■ **EXERCISE DIRECTIONS**
Scan the records for "certificate". Show the matching lines.
--
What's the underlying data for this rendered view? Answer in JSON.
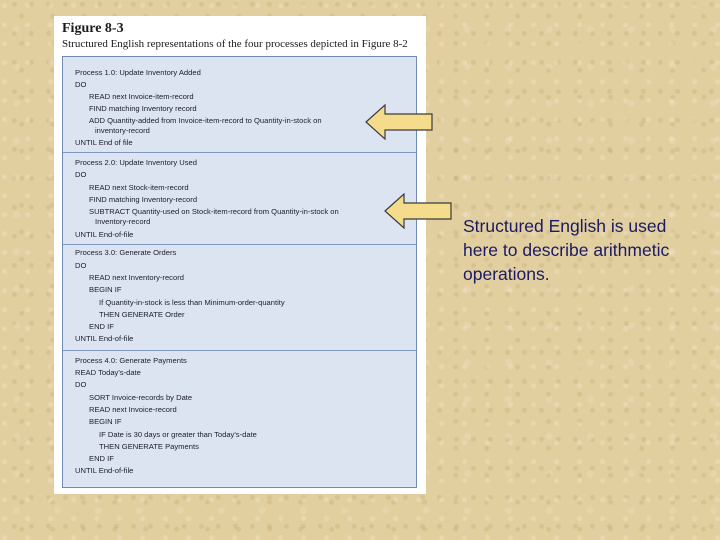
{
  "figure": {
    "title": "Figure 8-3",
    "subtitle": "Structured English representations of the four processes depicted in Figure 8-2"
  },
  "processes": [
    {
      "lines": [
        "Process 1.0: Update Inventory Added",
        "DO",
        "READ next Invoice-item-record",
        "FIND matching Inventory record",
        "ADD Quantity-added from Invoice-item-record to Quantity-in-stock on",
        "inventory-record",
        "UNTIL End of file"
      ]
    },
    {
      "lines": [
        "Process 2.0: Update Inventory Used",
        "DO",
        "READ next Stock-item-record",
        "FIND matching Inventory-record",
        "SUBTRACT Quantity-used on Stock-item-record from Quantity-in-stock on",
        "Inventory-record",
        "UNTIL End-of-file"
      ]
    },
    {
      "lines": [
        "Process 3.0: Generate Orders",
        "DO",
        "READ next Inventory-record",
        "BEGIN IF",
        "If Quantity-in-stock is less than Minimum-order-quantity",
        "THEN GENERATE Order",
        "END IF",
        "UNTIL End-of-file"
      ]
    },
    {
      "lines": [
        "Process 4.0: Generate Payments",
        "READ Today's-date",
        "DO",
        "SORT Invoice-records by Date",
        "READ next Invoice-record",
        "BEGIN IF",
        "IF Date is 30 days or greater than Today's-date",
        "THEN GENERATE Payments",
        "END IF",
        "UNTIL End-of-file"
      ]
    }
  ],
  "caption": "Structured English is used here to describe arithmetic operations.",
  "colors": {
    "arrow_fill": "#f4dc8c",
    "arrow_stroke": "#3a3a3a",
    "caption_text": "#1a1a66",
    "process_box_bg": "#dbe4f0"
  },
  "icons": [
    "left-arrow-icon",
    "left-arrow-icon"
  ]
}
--
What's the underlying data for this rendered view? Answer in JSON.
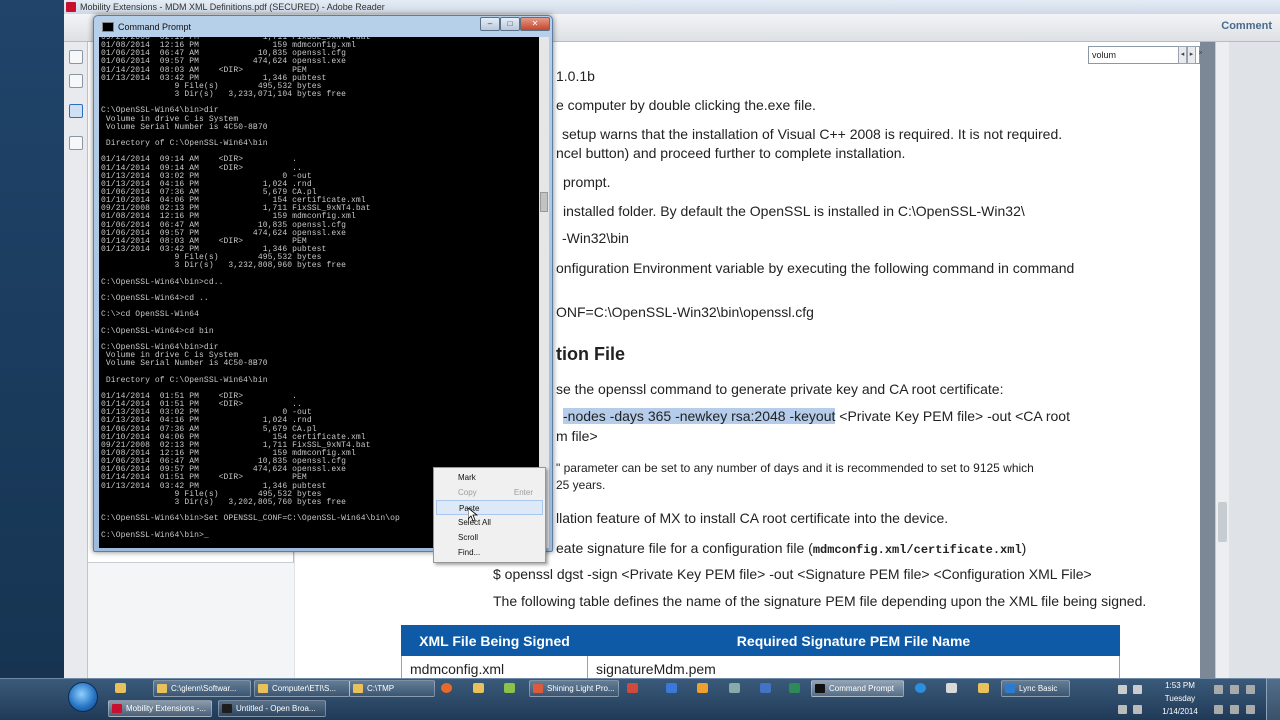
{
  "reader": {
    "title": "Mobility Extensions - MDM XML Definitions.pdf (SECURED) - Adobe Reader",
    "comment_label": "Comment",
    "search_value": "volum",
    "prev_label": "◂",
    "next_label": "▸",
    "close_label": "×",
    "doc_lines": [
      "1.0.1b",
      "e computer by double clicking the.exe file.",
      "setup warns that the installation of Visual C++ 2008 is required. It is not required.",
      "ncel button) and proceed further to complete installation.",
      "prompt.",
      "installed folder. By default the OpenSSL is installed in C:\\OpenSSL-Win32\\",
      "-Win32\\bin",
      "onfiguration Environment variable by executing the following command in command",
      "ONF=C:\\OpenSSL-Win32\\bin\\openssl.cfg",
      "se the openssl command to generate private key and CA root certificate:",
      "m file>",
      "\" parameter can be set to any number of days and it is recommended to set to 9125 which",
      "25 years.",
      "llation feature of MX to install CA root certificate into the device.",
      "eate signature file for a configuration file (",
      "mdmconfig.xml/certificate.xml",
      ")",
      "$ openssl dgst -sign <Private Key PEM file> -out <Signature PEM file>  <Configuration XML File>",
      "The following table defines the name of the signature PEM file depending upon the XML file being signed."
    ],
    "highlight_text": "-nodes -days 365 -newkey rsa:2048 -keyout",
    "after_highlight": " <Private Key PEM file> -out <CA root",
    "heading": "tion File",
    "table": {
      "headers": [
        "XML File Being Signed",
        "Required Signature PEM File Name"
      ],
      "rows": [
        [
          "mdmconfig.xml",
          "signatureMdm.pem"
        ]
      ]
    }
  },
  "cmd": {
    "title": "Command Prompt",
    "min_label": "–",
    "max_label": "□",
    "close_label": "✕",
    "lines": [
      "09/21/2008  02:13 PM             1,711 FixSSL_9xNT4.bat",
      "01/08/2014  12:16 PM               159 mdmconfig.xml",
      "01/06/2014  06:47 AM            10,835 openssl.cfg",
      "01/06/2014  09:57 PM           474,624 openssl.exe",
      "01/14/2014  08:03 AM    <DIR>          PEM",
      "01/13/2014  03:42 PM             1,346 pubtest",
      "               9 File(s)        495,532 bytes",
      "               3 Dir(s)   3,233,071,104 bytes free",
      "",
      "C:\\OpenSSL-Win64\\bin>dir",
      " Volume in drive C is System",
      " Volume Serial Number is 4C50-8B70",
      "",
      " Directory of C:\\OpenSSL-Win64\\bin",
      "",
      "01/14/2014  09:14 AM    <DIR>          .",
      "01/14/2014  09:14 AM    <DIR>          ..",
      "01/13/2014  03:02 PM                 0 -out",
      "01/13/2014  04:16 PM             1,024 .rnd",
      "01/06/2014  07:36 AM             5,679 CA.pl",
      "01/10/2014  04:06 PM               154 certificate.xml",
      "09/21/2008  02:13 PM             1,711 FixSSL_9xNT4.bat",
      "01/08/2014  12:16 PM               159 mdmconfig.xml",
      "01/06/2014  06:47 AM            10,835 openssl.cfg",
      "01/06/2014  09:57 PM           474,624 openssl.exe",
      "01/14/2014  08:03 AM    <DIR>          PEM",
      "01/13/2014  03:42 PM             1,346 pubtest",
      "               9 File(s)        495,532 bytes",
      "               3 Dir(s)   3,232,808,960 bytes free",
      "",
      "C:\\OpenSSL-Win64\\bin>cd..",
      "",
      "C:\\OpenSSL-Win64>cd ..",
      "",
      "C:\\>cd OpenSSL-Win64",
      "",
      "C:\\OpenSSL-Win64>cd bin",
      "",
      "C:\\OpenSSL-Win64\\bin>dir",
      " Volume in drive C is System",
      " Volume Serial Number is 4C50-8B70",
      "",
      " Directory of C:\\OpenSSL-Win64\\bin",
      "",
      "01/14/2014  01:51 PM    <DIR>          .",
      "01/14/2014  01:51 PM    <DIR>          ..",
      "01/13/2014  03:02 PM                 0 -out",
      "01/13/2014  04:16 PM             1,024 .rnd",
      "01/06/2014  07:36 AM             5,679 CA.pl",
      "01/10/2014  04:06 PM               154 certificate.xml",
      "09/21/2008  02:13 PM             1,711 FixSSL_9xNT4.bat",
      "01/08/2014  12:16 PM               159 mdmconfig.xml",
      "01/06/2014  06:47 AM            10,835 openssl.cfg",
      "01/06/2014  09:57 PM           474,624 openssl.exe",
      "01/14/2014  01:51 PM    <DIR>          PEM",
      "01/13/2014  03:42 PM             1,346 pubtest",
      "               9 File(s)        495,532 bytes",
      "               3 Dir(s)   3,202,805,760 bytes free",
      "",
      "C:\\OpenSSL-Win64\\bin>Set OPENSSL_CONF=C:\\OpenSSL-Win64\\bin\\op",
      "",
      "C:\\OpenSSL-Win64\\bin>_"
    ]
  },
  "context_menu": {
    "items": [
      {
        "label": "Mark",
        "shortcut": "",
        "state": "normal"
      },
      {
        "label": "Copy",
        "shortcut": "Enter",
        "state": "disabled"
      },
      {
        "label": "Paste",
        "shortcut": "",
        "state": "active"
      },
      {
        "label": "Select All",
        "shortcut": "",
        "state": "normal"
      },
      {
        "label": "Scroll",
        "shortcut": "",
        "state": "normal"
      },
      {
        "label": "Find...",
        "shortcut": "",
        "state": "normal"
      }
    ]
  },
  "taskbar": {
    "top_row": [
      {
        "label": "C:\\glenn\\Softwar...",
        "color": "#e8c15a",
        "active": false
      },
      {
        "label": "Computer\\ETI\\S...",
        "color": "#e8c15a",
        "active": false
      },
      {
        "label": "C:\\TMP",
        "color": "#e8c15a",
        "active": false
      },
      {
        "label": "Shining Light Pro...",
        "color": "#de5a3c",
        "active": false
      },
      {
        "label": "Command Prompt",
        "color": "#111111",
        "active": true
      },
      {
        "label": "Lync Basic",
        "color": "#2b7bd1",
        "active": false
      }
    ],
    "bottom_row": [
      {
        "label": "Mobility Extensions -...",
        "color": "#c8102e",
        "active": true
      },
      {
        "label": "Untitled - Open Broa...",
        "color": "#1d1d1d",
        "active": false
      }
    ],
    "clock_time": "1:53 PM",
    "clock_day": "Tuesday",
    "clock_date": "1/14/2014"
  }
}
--
■ **REPLY**
      "se the openssl command to generate private key and CA root certificate:",
      "llation feature of MX to install CA root certificate into the device.",
      "mdmconfig.xml/certificate.xml",
      "01/10/2014  04:06 PM               154 certificate.xml",
      "01/10/2014  04:06 PM               154 certificate.xml",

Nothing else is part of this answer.